Kubel owns a .896 OPS against the White Sox in 303 plate appearances. He's hit 22 home runs and drove in 76 runs, easily the highest totals against any opponent (for reference, he's hit 12 home runs vs. Cleveland and driven in 52 runs vs. Kansas City, the highest totals in those areas).
He's smashed four home runs in his career off Gavin Floyd, the most he's hit against any opposing pitcher. Kubel's also hit three home runs against three pitchers, two of which are Jon Garland and Javier Vazquez -- both former Sox pitchers. He's driven in 13 runs with John Danks on the mound (the highest total there), with 11 RBIs coming against Garland and 10 against Floyd.
For the sake of the White Sox pitching staff's ERA, here's hoping Kubel doesn't return to Minnesota.
The White Sox continued their rebuild Thursday by trading for an intriguing young right-handed pitcher.
The South Siders acquired Thyago Vieira from the Seattle Mariners in exchange for international signing bonus pool money.
The 24-year-old Vieira is a Brazilian native and has only made one appearance in the big leagues, striking out a batter in one perfect inning of work in 2017.
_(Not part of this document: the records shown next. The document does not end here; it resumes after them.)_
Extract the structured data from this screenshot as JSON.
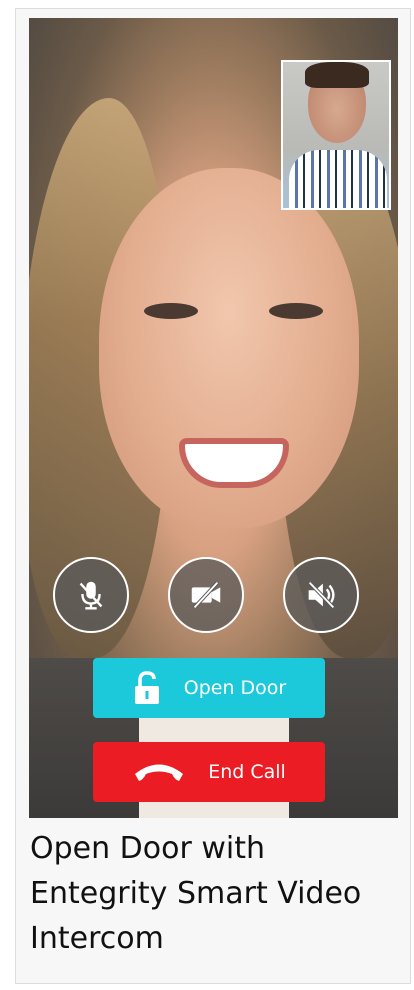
{
  "open_door_label": "Open Door",
  "end_call_label": "End Call",
  "caption": "Open Door with Entegrity Smart Video Intercom",
  "controls": {
    "mute_icon": "microphone-muted-icon",
    "video_icon": "video-off-icon",
    "speaker_icon": "speaker-muted-icon"
  },
  "colors": {
    "open_door": "#1cc9da",
    "end_call": "#ec1c24"
  }
}
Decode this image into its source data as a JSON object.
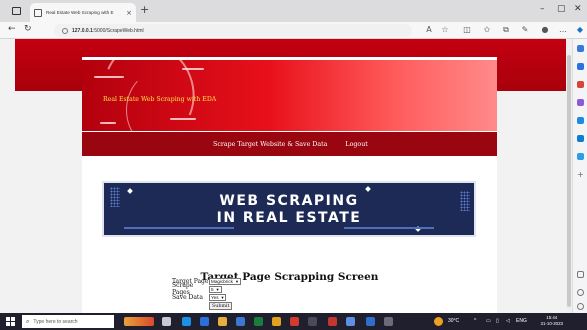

While his career minor-league numbers don't jump off the page — 14-19 with a 4.58 ERA, 1.48 WHIP, 13 saves and 7.4 K/9 in 290.2 innings \— Vieira has been reportedly clocked at 104 mph with his fastball and was ranked as the Mariners' No. 8 prospect at the time of the deal. He also held righties to .194 batting average in 2017.
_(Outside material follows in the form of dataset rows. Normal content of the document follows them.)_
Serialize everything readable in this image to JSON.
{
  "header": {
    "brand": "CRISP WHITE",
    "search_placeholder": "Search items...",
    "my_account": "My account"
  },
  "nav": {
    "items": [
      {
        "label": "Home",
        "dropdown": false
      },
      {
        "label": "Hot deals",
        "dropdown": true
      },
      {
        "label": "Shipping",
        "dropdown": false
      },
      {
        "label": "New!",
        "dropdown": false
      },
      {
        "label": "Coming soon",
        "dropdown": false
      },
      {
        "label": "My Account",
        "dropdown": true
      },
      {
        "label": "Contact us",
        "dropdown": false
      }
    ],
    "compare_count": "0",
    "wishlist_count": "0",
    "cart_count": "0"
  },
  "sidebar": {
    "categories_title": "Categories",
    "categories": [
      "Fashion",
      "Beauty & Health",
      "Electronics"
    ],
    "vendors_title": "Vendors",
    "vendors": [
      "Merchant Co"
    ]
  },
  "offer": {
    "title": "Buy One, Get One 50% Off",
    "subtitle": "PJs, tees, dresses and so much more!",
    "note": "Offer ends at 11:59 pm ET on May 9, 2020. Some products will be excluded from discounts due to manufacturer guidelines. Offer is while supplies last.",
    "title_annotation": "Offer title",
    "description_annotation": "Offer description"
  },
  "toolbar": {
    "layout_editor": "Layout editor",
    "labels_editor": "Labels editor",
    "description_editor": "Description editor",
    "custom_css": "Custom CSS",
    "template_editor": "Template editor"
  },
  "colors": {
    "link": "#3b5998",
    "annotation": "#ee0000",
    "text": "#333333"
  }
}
Here's video of Vieira throwing gas:
And this may explain why Vieira was even available:
Control has been an issue throughout his career, as he's walked 4.6 batters per nine innings in the minors. He has improved in that regard over the last few seasons, however, walking only 22 batters in 54 innings across three levels in 2017 and he doled out only one free pass in 5.1 innings in the Arizona Fall League in 2016.
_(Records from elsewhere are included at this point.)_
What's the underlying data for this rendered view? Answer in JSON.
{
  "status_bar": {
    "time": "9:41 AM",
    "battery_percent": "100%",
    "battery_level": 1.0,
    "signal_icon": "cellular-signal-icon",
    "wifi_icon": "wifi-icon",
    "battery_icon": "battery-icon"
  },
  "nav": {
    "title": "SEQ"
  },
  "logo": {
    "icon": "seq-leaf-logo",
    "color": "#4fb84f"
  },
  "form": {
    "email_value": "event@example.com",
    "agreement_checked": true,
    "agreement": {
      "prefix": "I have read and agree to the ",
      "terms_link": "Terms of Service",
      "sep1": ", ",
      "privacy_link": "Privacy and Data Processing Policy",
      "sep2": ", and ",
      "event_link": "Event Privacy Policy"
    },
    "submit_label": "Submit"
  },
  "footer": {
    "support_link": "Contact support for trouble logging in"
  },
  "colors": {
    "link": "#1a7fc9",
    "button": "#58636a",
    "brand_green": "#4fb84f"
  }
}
What does this deal mean in the big picture for baseball? How did the Sox pull off a move like this while not having to give up a player in return?
This may help shed light on the situation from Baseball America's Kyle Glaser:
Either way, the White Sox may have just acquired a guy who could potentially throw his name in the hat for "future closer." Or at the very least, throw his name in the hat for "best name."
After posting career numbers in 2017, Avisail Garcia is already attracting trade suitors this offseason.
According to the San Francisco Chronicle's John Shea, the Oakland A's have interest in acquiring the outfielder, who would fill the team's need for a right-handed bat.
The buzz should come as no surprise given Garcia produced a slash line of .330/.380/.506 in his breakout campaign, where he was also named the lone representative for the rebuilding Sox at the All-Star Game.
Now the question centers on whether GM Rick Hahn, whose phone constantly stays buzzing, sees the 26-year-old as a piece for the future or trade bait. Heading into winter meetings, Hahn reiterated that he would listen to deals involving Garcia and Jose Abreu, especially considering the South Siders are likely still a few years away from seriously competing in the American League.
With Garcia under club control until 2019 and his value at its peak, now may be the ideal time for Hahn to sell high and stockpile even more prospects for the already talent-rich farm system. The A's currently have four players in MLB Pipeline's Top 100.
It may be Avi Time in Oakland.